Small ball might produce a low-score game, but a 1-0 victory counts as much as 10-9.  For many baseball aficionados, the former is a preferable outcome, since it usually means there was good pitching and relatively error-free play.  In national politics, a similarly conservative approach is available to Republican presidents whose constituency, like the community of baseball purists, is often content with small governmental achievements that mostly allow Americans to get on with their own lives and, as a consequence, promote economic growth and social freedom. 

Temperamentally, Trump is not a small ball kind of guy.  And with all the chatter post-election about what Trump can or should do, having won an Electoral College mandate, entering office with Republican majorities in both houses of Congress, and the ability to put a fifth conservative justice on the Supreme Court, Trump will be tempted to overreach.  But while a Democrat in such a situation – like Barack Obama in 2008 – necessarily sees in such a condition as an opportunity to  proactively govern, Trump ought to view this first as a means to keep a leash on Democrat progressivism.  Only if the chance is particularly politically advantageous should he use his position as a vehicle to legislate a Republican agenda.

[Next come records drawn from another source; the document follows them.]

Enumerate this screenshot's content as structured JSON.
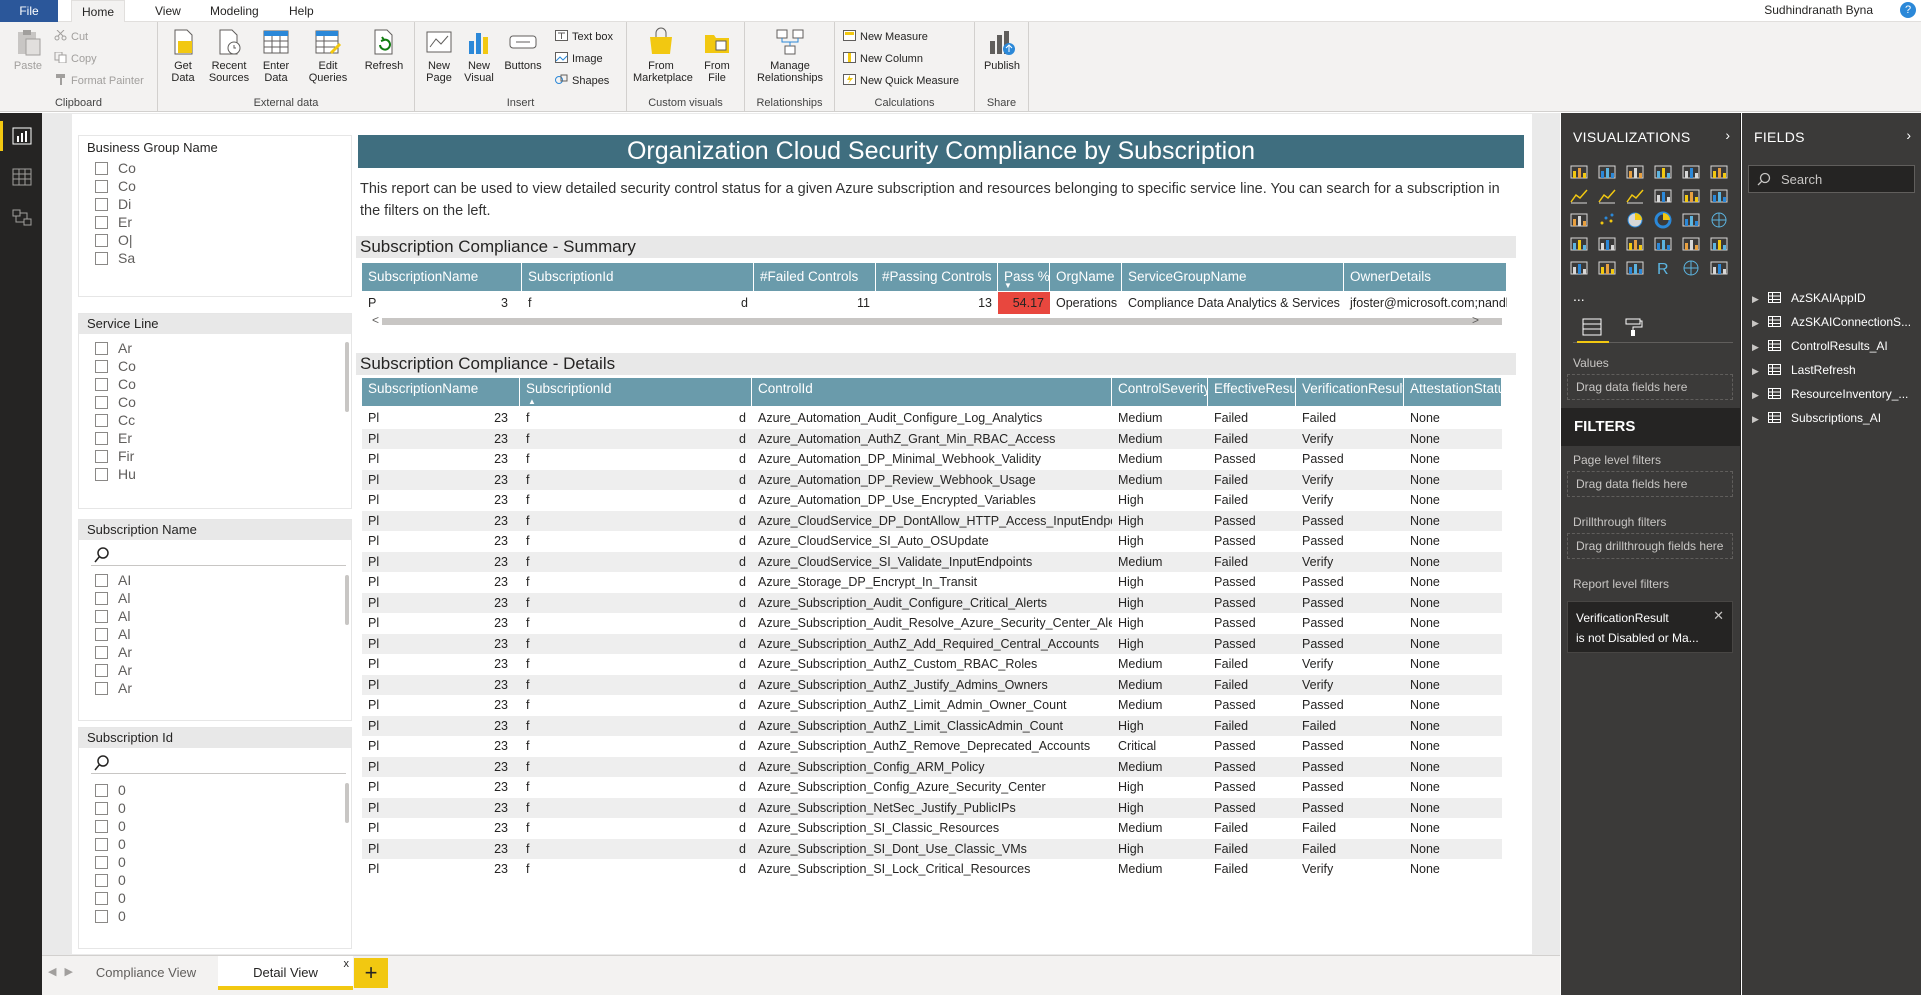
{
  "menu": {
    "file": "File",
    "home": "Home",
    "view": "View",
    "modeling": "Modeling",
    "help": "Help",
    "user": "Sudhindranath Byna",
    "help_icon": "?"
  },
  "ribbon": {
    "clipboard": {
      "paste": "Paste",
      "cut": "Cut",
      "copy": "Copy",
      "format_painter": "Format Painter",
      "label": "Clipboard"
    },
    "external": {
      "get_data": "Get Data",
      "recent_sources": "Recent Sources",
      "enter_data": "Enter Data",
      "edit_queries": "Edit Queries",
      "refresh": "Refresh",
      "label": "External data"
    },
    "insert": {
      "new_page": "New Page",
      "new_visual": "New Visual",
      "buttons": "Buttons",
      "text_box": "Text box",
      "image": "Image",
      "shapes": "Shapes",
      "label": "Insert"
    },
    "custom": {
      "from_marketplace": "From Marketplace",
      "from_file": "From File",
      "label": "Custom visuals"
    },
    "relationships": {
      "manage": "Manage Relationships",
      "label": "Relationships"
    },
    "calculations": {
      "new_measure": "New Measure",
      "new_column": "New Column",
      "new_quick_measure": "New Quick Measure",
      "label": "Calculations"
    },
    "share": {
      "publish": "Publish",
      "label": "Share"
    }
  },
  "slicers": {
    "business_group": {
      "title": "Business Group Name",
      "items": [
        "Co",
        "Co",
        "Di",
        "Er",
        "O|",
        "Sa"
      ]
    },
    "service_line": {
      "title": "Service Line",
      "items": [
        "Ar",
        "Co",
        "Co",
        "Co",
        "Cc",
        "Er",
        "Fir",
        "Hu"
      ]
    },
    "subscription_name": {
      "title": "Subscription Name",
      "items": [
        "AI",
        "Al",
        "Al",
        "Al",
        "Ar",
        "Ar",
        "Ar"
      ]
    },
    "subscription_id": {
      "title": "Subscription Id",
      "items": [
        "0",
        "0",
        "0",
        "0",
        "0",
        "0",
        "0",
        "0"
      ]
    }
  },
  "report": {
    "title": "Organization Cloud Security Compliance by Subscription",
    "description": "This report can be used to view detailed security control status for a given Azure subscription and resources belonging to specific service line. You can search for a subscription in the filters on the left."
  },
  "summary": {
    "title": "Subscription Compliance - Summary",
    "headers": [
      "SubscriptionName",
      "SubscriptionId",
      "#Failed Controls",
      "#Passing Controls",
      "Pass %",
      "OrgName",
      "ServiceGroupName",
      "OwnerDetails"
    ],
    "row": [
      "P",
      "3",
      "f",
      "d",
      "11",
      "13",
      "54.17",
      "Operations",
      "Compliance Data Analytics & Services",
      "jfoster@microsoft.com;nandk@mi"
    ],
    "pass_color": "#e8473e"
  },
  "details": {
    "title": "Subscription Compliance - Details",
    "headers": [
      "SubscriptionName",
      "SubscriptionId",
      "ControlId",
      "ControlSeverity",
      "EffectiveResult",
      "VerificationResult",
      "AttestationStatus"
    ],
    "rows": [
      [
        "Pl",
        "23",
        "f",
        "d",
        "Azure_Automation_Audit_Configure_Log_Analytics",
        "Medium",
        "Failed",
        "Failed",
        "None"
      ],
      [
        "Pl",
        "23",
        "f",
        "d",
        "Azure_Automation_AuthZ_Grant_Min_RBAC_Access",
        "Medium",
        "Failed",
        "Verify",
        "None"
      ],
      [
        "Pl",
        "23",
        "f",
        "d",
        "Azure_Automation_DP_Minimal_Webhook_Validity",
        "Medium",
        "Passed",
        "Passed",
        "None"
      ],
      [
        "Pl",
        "23",
        "f",
        "d",
        "Azure_Automation_DP_Review_Webhook_Usage",
        "Medium",
        "Failed",
        "Verify",
        "None"
      ],
      [
        "Pl",
        "23",
        "f",
        "d",
        "Azure_Automation_DP_Use_Encrypted_Variables",
        "High",
        "Failed",
        "Verify",
        "None"
      ],
      [
        "Pl",
        "23",
        "f",
        "d",
        "Azure_CloudService_DP_DontAllow_HTTP_Access_InputEndpoints",
        "High",
        "Passed",
        "Passed",
        "None"
      ],
      [
        "Pl",
        "23",
        "f",
        "d",
        "Azure_CloudService_SI_Auto_OSUpdate",
        "High",
        "Passed",
        "Passed",
        "None"
      ],
      [
        "Pl",
        "23",
        "f",
        "d",
        "Azure_CloudService_SI_Validate_InputEndpoints",
        "Medium",
        "Failed",
        "Verify",
        "None"
      ],
      [
        "Pl",
        "23",
        "f",
        "d",
        "Azure_Storage_DP_Encrypt_In_Transit",
        "High",
        "Passed",
        "Passed",
        "None"
      ],
      [
        "Pl",
        "23",
        "f",
        "d",
        "Azure_Subscription_Audit_Configure_Critical_Alerts",
        "High",
        "Passed",
        "Passed",
        "None"
      ],
      [
        "Pl",
        "23",
        "f",
        "d",
        "Azure_Subscription_Audit_Resolve_Azure_Security_Center_Alerts",
        "High",
        "Passed",
        "Passed",
        "None"
      ],
      [
        "Pl",
        "23",
        "f",
        "d",
        "Azure_Subscription_AuthZ_Add_Required_Central_Accounts",
        "High",
        "Passed",
        "Passed",
        "None"
      ],
      [
        "Pl",
        "23",
        "f",
        "d",
        "Azure_Subscription_AuthZ_Custom_RBAC_Roles",
        "Medium",
        "Failed",
        "Verify",
        "None"
      ],
      [
        "Pl",
        "23",
        "f",
        "d",
        "Azure_Subscription_AuthZ_Justify_Admins_Owners",
        "Medium",
        "Failed",
        "Verify",
        "None"
      ],
      [
        "Pl",
        "23",
        "f",
        "d",
        "Azure_Subscription_AuthZ_Limit_Admin_Owner_Count",
        "Medium",
        "Passed",
        "Passed",
        "None"
      ],
      [
        "Pl",
        "23",
        "f",
        "d",
        "Azure_Subscription_AuthZ_Limit_ClassicAdmin_Count",
        "High",
        "Failed",
        "Failed",
        "None"
      ],
      [
        "Pl",
        "23",
        "f",
        "d",
        "Azure_Subscription_AuthZ_Remove_Deprecated_Accounts",
        "Critical",
        "Passed",
        "Passed",
        "None"
      ],
      [
        "Pl",
        "23",
        "f",
        "d",
        "Azure_Subscription_Config_ARM_Policy",
        "Medium",
        "Passed",
        "Passed",
        "None"
      ],
      [
        "Pl",
        "23",
        "f",
        "d",
        "Azure_Subscription_Config_Azure_Security_Center",
        "High",
        "Passed",
        "Passed",
        "None"
      ],
      [
        "Pl",
        "23",
        "f",
        "d",
        "Azure_Subscription_NetSec_Justify_PublicIPs",
        "High",
        "Passed",
        "Passed",
        "None"
      ],
      [
        "Pl",
        "23",
        "f",
        "d",
        "Azure_Subscription_SI_Classic_Resources",
        "Medium",
        "Failed",
        "Failed",
        "None"
      ],
      [
        "Pl",
        "23",
        "f",
        "d",
        "Azure_Subscription_SI_Dont_Use_Classic_VMs",
        "High",
        "Failed",
        "Failed",
        "None"
      ],
      [
        "Pl",
        "23",
        "f",
        "d",
        "Azure_Subscription_SI_Lock_Critical_Resources",
        "Medium",
        "Failed",
        "Verify",
        "None"
      ]
    ]
  },
  "pages": {
    "compliance_view": "Compliance View",
    "detail_view": "Detail View",
    "close": "x",
    "add": "+"
  },
  "viz_pane": {
    "title": "VISUALIZATIONS",
    "more": "...",
    "values_label": "Values",
    "drag_fields": "Drag data fields here",
    "filters_title": "FILTERS",
    "page_filters": "Page level filters",
    "page_drag": "Drag data fields here",
    "drillthrough": "Drillthrough filters",
    "drill_drag": "Drag drillthrough fields here",
    "report_filters": "Report level filters",
    "filter_card_line1": "VerificationResult",
    "filter_card_line2": "is not Disabled or Ma..."
  },
  "fields_pane": {
    "title": "FIELDS",
    "search_placeholder": "Search",
    "items": [
      "AzSKAIAppID",
      "AzSKAIConnectionS...",
      "ControlResults_AI",
      "LastRefresh",
      "ResourceInventory_...",
      "Subscriptions_AI"
    ]
  }
}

What might this political small ball look like?  Appoint a reliable conservative Supreme Court justice to replace Antonin Scalia, and if infirmity or death presents another vacancy, fill it similarly.  Unilaterally modify the Affordable Care Act through executive action, Obama having set that precedent. Otherwise, roll back Obama's executive orders.  Staff executive departments with conservative leaders and order them and their minions not to legislate through federal regulation.  Cut back the federal bureaucracy by freezing hiring.  Starve those departments that ought to go – like the Department of Education.  Enforce existing immigration laws.  Demand James Comey's resignation.  Let justice take its course with respect to Hillary Clinton's misdeeds and those of the Clinton Foundation.  Likewise, allow the military prosecution of Bowe Bergdahl to proceed without further executive interference.  Permit the construction of the Keystone XL.  Move the American Embassy to Jerusalem.  Declare Iran in violation of its agreement with the Obama administration and demand compliance or re-imposition of sanctions.  Kill the TTP and TTIP, and then reassure American allies and trading partners of our strength, friendship, and desire for peaceable fair trade and relations.

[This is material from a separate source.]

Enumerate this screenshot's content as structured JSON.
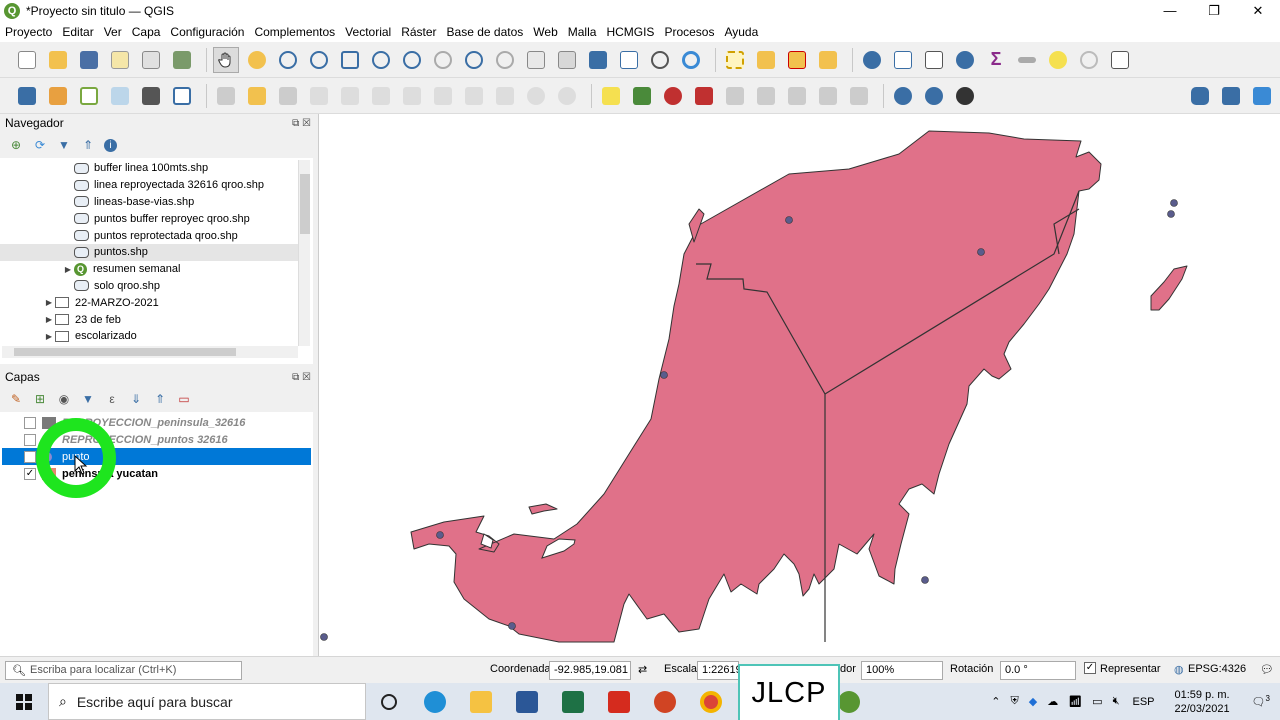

Trump can do all of this with or without Congress.  He has the opportunity to make major changes to the course and tone of political action and discourse without promulgating any new laws, and without actually expanding the power of the executive.  He will be merely, where necessary, be using powers that Obama, with the acquiescence of the courts and Congress, already conferred upon the executive, and otherwise actively rolling those powers back. 

This will drive the Democrats crazy.  In this regard, he should resist joining them in another wasteful and budget-busting infrastructure fiasco.  Chuck Schumer and Nancy Pelosi will be worse than powerless; they will be irrelevant.  And therein lies some additional opportunity.  After a couple of years of successful small ball, holding or even expanding Republican holds on Congress in the midterms, Trump could advance the kind of legislation that is most important to the country, such as reforming the corrupted, incomprehensible, and burdensome tax code.  By then, assuming success in the midterms, which a couple years of modest small ball should bring, even Democrat legislators might be anxious to do something to validate their existence and hold up to their constituents.  Meaningful tax reform will please Republican and Democrat voters alike. 

By not overreaching, Trump will also limit the power of the mainstream media to ravage him, which they will try to do at every opportunity, and keep conservatives and the alternative conservative media mostly on his side.  It is a manageable agenda that will allow a long learning curve, while maintaining Trump's basic promises to his core constituency, while reassuring other Republicans and many Democrats that he is capable of governing reasonably and effectively.  

If Trump does nothing else but these things in four years, he will have a successful first term as president and likely win a second.